### [Stored data]
::::

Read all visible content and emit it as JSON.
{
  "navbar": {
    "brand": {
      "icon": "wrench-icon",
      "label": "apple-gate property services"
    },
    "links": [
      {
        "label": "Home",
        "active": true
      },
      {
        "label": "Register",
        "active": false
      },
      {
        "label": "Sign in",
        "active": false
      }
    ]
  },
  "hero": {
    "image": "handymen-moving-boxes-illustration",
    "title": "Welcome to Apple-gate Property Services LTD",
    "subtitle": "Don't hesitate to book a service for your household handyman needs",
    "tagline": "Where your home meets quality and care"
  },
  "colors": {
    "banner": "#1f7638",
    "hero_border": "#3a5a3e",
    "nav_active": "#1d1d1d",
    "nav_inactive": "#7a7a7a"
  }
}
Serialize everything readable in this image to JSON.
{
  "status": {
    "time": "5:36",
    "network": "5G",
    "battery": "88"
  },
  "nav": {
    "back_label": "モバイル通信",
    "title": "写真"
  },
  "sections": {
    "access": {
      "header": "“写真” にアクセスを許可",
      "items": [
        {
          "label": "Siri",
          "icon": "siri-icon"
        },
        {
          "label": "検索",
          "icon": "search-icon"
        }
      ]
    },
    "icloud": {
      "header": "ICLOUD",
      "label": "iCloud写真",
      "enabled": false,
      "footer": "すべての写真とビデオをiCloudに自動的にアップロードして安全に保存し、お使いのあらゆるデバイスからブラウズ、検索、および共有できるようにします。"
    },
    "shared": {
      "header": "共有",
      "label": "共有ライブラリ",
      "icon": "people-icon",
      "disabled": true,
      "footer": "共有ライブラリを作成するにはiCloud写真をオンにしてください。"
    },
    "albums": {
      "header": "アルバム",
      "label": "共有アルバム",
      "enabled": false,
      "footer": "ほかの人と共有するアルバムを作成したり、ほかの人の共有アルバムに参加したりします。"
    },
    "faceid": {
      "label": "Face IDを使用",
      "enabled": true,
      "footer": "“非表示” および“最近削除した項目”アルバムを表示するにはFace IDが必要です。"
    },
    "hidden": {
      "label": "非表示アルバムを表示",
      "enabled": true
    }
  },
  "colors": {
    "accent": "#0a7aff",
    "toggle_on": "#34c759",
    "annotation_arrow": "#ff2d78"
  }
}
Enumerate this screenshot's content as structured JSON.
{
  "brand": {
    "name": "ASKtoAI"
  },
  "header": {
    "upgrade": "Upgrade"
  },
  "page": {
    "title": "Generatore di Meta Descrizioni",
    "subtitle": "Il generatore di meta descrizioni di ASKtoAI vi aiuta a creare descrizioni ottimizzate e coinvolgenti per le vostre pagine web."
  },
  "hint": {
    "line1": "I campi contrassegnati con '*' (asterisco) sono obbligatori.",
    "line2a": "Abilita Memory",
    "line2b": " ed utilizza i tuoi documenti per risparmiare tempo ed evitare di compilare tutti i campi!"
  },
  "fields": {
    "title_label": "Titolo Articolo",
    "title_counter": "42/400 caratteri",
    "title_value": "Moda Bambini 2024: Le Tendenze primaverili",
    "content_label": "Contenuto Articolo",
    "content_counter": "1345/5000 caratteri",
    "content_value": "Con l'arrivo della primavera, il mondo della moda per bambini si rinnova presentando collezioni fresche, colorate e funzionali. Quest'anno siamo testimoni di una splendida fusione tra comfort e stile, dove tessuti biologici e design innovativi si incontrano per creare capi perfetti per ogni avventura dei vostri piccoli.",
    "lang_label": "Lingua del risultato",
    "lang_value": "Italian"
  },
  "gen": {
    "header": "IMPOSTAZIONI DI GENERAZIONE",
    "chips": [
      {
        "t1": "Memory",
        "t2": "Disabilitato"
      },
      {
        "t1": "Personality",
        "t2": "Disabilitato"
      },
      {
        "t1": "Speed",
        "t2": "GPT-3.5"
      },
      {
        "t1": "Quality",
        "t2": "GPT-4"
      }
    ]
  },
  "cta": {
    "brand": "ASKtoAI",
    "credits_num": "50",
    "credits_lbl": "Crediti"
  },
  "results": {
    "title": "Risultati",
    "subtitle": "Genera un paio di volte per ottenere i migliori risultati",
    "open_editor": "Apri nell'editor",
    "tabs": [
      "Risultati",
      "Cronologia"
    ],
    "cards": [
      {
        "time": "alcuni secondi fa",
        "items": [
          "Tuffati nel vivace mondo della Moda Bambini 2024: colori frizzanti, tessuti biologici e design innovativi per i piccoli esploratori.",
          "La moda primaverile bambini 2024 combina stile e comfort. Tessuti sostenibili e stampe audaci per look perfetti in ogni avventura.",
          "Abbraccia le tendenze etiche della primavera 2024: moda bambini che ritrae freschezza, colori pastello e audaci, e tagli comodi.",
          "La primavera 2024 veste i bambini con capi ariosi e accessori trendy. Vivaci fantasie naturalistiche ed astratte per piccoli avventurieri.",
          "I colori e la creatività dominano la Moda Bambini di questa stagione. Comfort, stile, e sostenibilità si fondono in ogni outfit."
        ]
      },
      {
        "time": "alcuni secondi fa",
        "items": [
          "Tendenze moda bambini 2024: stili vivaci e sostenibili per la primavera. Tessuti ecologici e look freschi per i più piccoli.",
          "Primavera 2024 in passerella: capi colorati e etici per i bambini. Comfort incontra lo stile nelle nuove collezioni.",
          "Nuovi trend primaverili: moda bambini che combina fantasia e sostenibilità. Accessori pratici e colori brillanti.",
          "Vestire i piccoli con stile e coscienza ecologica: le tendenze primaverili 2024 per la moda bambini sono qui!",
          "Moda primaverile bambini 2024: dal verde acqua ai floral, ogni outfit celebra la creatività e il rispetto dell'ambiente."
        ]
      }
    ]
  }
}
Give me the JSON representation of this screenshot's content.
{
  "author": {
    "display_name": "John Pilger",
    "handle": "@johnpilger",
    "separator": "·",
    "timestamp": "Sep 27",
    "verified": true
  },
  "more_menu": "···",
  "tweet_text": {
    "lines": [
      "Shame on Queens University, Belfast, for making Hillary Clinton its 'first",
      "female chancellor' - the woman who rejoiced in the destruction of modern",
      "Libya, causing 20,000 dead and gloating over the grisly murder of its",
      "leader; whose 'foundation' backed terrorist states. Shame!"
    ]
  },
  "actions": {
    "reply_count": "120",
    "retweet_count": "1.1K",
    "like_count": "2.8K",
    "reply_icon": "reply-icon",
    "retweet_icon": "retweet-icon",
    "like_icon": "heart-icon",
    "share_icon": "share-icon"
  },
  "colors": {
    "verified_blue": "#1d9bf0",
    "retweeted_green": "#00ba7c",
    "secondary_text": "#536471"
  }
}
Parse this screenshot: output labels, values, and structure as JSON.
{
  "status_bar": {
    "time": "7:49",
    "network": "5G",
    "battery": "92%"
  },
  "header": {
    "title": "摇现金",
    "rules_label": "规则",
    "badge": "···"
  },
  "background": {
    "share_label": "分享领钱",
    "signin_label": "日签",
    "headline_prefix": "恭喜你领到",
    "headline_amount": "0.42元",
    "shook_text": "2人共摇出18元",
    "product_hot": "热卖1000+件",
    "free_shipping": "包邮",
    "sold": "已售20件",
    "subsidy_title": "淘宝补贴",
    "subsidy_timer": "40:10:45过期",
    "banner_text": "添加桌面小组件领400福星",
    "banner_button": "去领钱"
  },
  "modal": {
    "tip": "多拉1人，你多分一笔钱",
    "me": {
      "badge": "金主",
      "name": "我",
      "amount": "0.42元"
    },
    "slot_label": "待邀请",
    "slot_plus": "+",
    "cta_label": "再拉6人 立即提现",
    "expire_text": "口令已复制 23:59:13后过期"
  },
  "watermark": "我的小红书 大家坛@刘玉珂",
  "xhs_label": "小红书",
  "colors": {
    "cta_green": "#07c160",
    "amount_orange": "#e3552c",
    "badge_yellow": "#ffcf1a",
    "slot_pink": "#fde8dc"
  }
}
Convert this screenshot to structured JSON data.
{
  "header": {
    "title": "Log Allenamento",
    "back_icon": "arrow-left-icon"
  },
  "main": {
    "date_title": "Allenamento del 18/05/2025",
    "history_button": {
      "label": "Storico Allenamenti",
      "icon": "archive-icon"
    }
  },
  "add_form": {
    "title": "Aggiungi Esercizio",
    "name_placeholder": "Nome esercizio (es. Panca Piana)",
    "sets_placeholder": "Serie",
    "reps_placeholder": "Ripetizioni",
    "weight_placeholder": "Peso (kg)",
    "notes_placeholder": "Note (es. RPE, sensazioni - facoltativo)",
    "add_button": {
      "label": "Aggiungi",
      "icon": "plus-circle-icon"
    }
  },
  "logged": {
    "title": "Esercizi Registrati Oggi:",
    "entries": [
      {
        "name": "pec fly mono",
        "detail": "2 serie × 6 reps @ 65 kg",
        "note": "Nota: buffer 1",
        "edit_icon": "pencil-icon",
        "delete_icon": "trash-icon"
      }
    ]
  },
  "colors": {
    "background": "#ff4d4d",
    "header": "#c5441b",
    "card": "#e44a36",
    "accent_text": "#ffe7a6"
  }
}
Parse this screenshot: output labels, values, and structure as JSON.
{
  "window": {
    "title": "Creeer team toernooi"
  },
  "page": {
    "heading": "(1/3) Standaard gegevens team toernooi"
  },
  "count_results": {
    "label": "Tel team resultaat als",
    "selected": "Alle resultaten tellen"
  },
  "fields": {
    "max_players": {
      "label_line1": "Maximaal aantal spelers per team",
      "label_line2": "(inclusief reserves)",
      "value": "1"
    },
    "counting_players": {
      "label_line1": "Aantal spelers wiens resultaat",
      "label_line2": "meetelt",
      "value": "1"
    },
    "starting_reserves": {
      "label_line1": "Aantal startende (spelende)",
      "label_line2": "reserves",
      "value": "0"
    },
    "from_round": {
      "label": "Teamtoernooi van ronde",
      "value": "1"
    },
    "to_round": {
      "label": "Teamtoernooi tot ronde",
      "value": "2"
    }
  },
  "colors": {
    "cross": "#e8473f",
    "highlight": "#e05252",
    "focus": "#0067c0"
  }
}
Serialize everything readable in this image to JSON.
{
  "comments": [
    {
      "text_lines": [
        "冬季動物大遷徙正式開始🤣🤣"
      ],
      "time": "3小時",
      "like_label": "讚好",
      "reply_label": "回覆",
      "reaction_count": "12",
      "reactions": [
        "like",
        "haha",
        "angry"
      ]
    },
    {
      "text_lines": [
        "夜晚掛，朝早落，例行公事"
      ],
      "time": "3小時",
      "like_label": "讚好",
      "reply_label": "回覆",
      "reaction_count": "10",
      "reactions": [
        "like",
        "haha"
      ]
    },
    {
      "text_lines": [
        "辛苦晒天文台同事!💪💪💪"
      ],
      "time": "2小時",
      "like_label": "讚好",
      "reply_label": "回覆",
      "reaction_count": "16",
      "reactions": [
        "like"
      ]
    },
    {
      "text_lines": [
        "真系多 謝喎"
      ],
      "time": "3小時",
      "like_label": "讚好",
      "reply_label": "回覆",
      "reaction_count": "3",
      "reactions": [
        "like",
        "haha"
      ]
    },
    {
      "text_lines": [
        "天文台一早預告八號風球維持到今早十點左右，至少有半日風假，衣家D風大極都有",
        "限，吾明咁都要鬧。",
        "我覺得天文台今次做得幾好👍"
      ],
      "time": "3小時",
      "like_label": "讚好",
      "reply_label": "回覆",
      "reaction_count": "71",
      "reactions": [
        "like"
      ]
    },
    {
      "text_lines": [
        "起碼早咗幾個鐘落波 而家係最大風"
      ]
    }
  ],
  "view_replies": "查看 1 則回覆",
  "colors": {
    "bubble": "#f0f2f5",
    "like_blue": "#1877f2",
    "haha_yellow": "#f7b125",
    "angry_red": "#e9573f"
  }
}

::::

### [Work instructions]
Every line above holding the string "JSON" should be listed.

### [Result]
Read all visible content and emit it as JSON.
Serialize everything readable in this image to JSON.
Enumerate this screenshot's content as structured JSON.
Give me the JSON representation of this screenshot's content.
Parse this screenshot: output labels, values, and structure as JSON.
Convert this screenshot to structured JSON data.
Parse this screenshot: output labels, values, and structure as JSON.
Serialize everything readable in this image to JSON.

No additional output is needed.